, which was set outside the continuity and used no elements from the Rare games. The franchise was eventually given to Paon, who produced DK King of Swing
and DK Jungle Climber
, two games reminiscient of Clu Clu Land
set in the Rare continuity, as well as the Racing Game Donkey Kong Barrel Blast
. The American subsidiary Nintendo Software Technology also produced Mario vs. Donkey Kong
, which reunited Mario with his former rival (or probably the son/grandson of his former rival). The limbo came to an end when Retro Studios
released Donkey Kong Country Returns
, which marked a return to the 2D platforming style.
Throughout its life, the Donkey Kong
franchise has maintained a connection to its daughter franchise, Mario
. DK himself appeared in several Mario
spinoffs like the Mario Kart
series, Mario Tennis
series, and the Mario Party
series. For a while, Nintendo
was reluctant to incorporate the elements from the Rare
games with the extended Mario
universe, as they were unsure if they could use those elements. The DKC elements were finally integrated into the extended Mario
universe with Mario Kart: Double Dash!!
, which featured Diddy Kong as a playable character. Since then, other DKC characters have made appearances in the Mario
spinoffs, among them Funky Kong and the Kremlings. Donkey Kong is also a perennial playable character of the Super Smash Bros.
series of Fighting Games
, which, unlike the Mario

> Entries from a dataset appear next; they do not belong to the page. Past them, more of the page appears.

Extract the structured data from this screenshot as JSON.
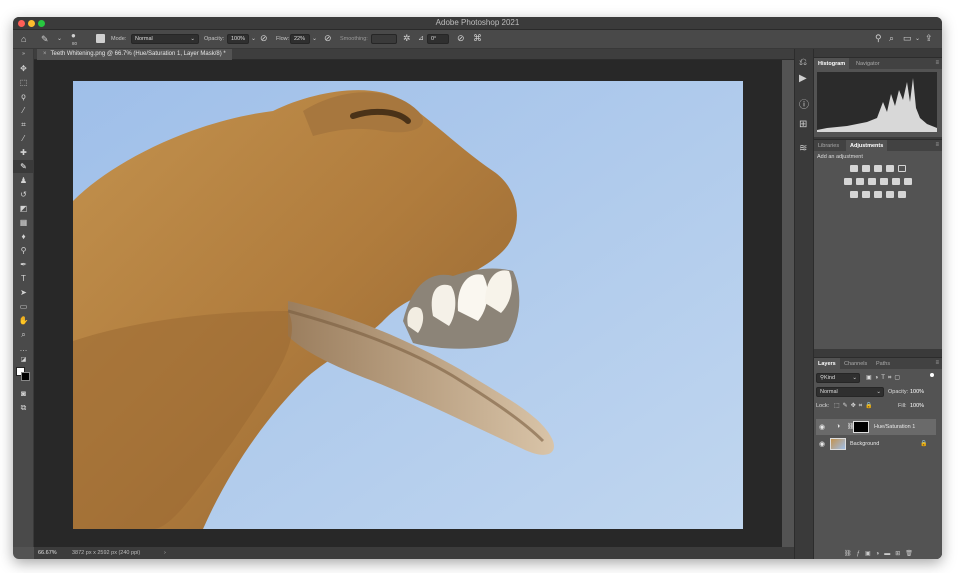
{
  "window": {
    "title": "Adobe Photoshop 2021"
  },
  "options_bar": {
    "brush_size": "80",
    "mode_label": "Mode:",
    "mode_value": "Normal",
    "opacity_label": "Opacity:",
    "opacity_value": "100%",
    "flow_label": "Flow:",
    "flow_value": "22%",
    "smoothing_label": "Smoothing:",
    "angle_value": "0°"
  },
  "document": {
    "tab_title": "Teeth Whitening.png @ 66.7% (Hue/Saturation 1, Layer Mask/8) *"
  },
  "status": {
    "zoom": "66.67%",
    "doc_info": "3872 px x 2592 px (240 ppi)"
  },
  "histogram_panel": {
    "tabs": [
      "Histogram",
      "Navigator"
    ],
    "active": "Histogram"
  },
  "adjustments_panel": {
    "tabs": [
      "Libraries",
      "Adjustments"
    ],
    "active": "Adjustments",
    "heading": "Add an adjustment"
  },
  "layers_panel": {
    "tabs": [
      "Layers",
      "Channels",
      "Paths"
    ],
    "active": "Layers",
    "filter_kind": "Kind",
    "blend_mode": "Normal",
    "opacity_label": "Opacity:",
    "opacity_value": "100%",
    "lock_label": "Lock:",
    "fill_label": "Fill:",
    "fill_value": "100%",
    "layers": [
      {
        "name": "Hue/Saturation 1",
        "selected": true
      },
      {
        "name": "Background",
        "selected": false
      }
    ]
  },
  "colors": {
    "accent": "#2f7bdc",
    "sky": "#a9c6ea",
    "fur": "#b98a4e"
  }
}
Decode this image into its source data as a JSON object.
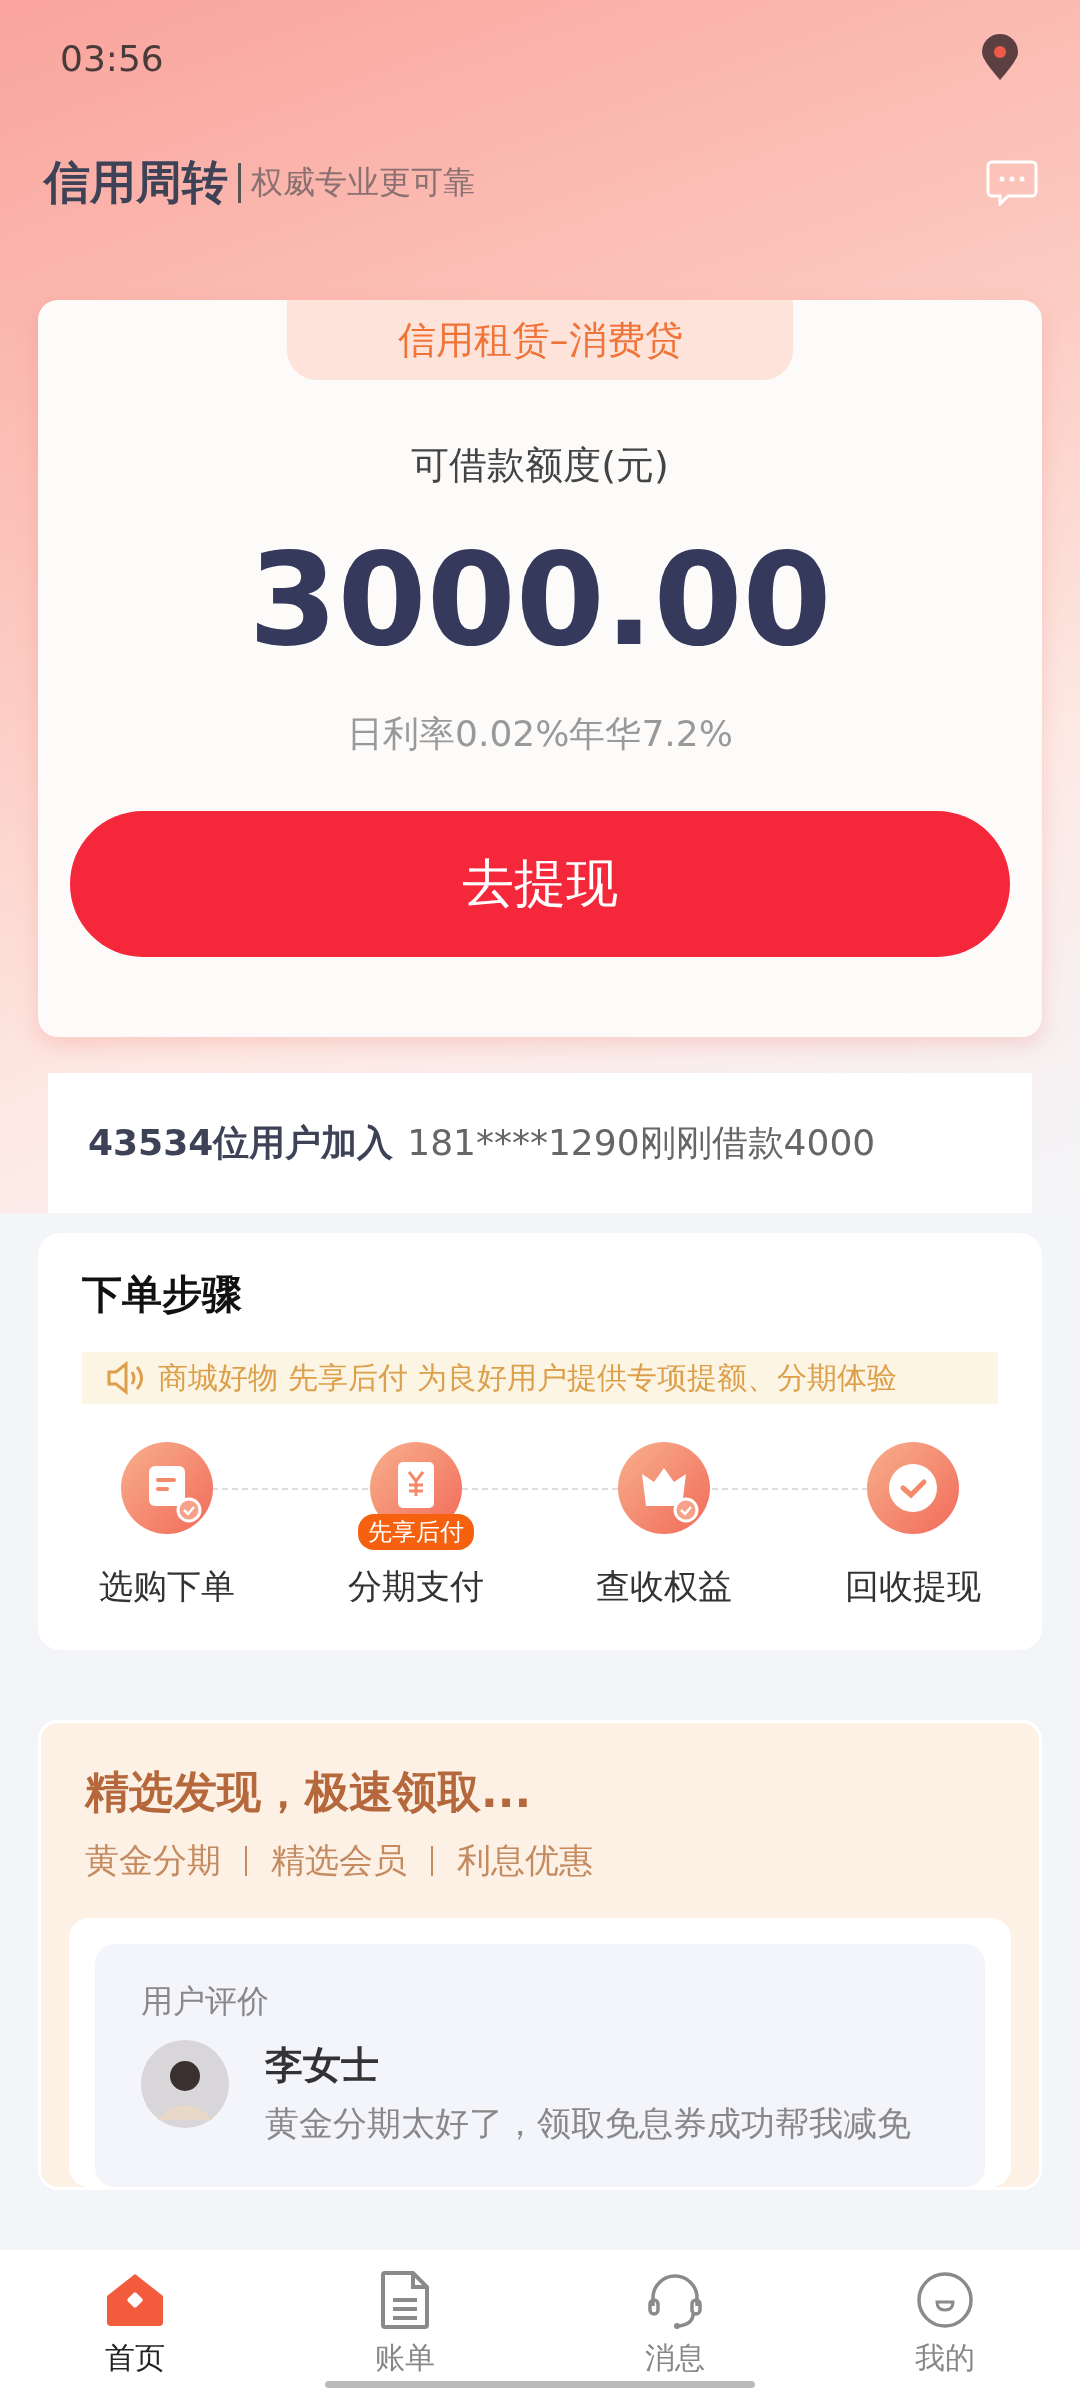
{
  "status_bar": {
    "time": "03:56"
  },
  "header": {
    "title": "信用周转",
    "slogan": "权威专业更可靠"
  },
  "loan_card": {
    "tab": "信用租赁–消费贷",
    "label": "可借款额度(元)",
    "amount": "3000.00",
    "rate": "日利率0.02%年华7.2%",
    "button": "去提现"
  },
  "ticker": {
    "count": "43534位用户加入",
    "message": "181****1290刚刚借款4000"
  },
  "steps": {
    "title": "下单步骤",
    "notice": "商城好物 先享后付 为良好用户提供专项提额、分期体验",
    "items": [
      {
        "kind": "order",
        "label": "选购下单"
      },
      {
        "kind": "pay",
        "label": "分期支付",
        "badge": "先享后付"
      },
      {
        "kind": "benefit",
        "label": "查收权益"
      },
      {
        "kind": "withdraw",
        "label": "回收提现"
      }
    ]
  },
  "discover": {
    "title": "精选发现，极速领取...",
    "tags": [
      "黄金分期",
      "精选会员",
      "利息优惠"
    ],
    "review": {
      "heading": "用户评价",
      "name": "李女士",
      "text": "黄金分期太好了，领取免息券成功帮我减免"
    }
  },
  "tab_bar": [
    {
      "kind": "home",
      "label": "首页",
      "selected": true
    },
    {
      "kind": "bill",
      "label": "账单",
      "selected": false
    },
    {
      "kind": "message",
      "label": "消息",
      "selected": false
    },
    {
      "kind": "mine",
      "label": "我的",
      "selected": false
    }
  ]
}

spinoffs, has incorporated DKC elements from the very beginning. Diddy Kong later joined in Brawl
- Donkey Kong series:
- Donkey Kong Country series:
- Donkey Kong Land series:
- Donkey Kong Land
- Donkey Kong Land 2
- Donkey Kong Land 3
- Mario vs. Donkey Kong series:
- Mario Vs. Donkey Kong
- Mario Vs. Donkey Kong: March of the Minis
- Mario Vs. Donkey Kong: Minis March Again
- Mario Vs. Donkey Kong: Mini-Land Mayhem
- Mario and Donkey Kong: Minis on the Move
Tropes displayed by the Donkey Kong Franchise
- Conjoined Eyes: A quirky detail that people like to point out are Diddy and Dixie's eyes: They never blink with their eyelids but instead "squish" their irises to create the illusion of blinking. And the way that their face is designed makes it look like their eyeballs are connected to each other. So by definition, Diddy and Dixie are double-irised one-eyed monkeys.
- Digitized Sprites: The Donkey Kong Country series popularized it for 16-bit consoles. The Mario vs. Donkey Kong series also uses this.
- Everything's Better with Monkeys
- Exiled from Continuity: The Rare-created characters used to be forbidden from the extended Mario universe due to slightly unjustified legal fears, but this has been overturned as of now.
- Outside-Context Villain: Both of the villains from the Retro-created "Returns" series have been entirely new and unrelated to the Kremlings.
- Shared Universe: Has a loosely defined shared universe with the Mario series.
- Tiny-Headed Behemoth: A few of the Kremlings, especially Klubba and Kudgel from Donkey Kong Country 2.
- Trademark Favorite Food: Collecting bananas is a major part of the franchise.
- Useless Accessory: DK's necktie, Diddy's Nintendo hat, etc.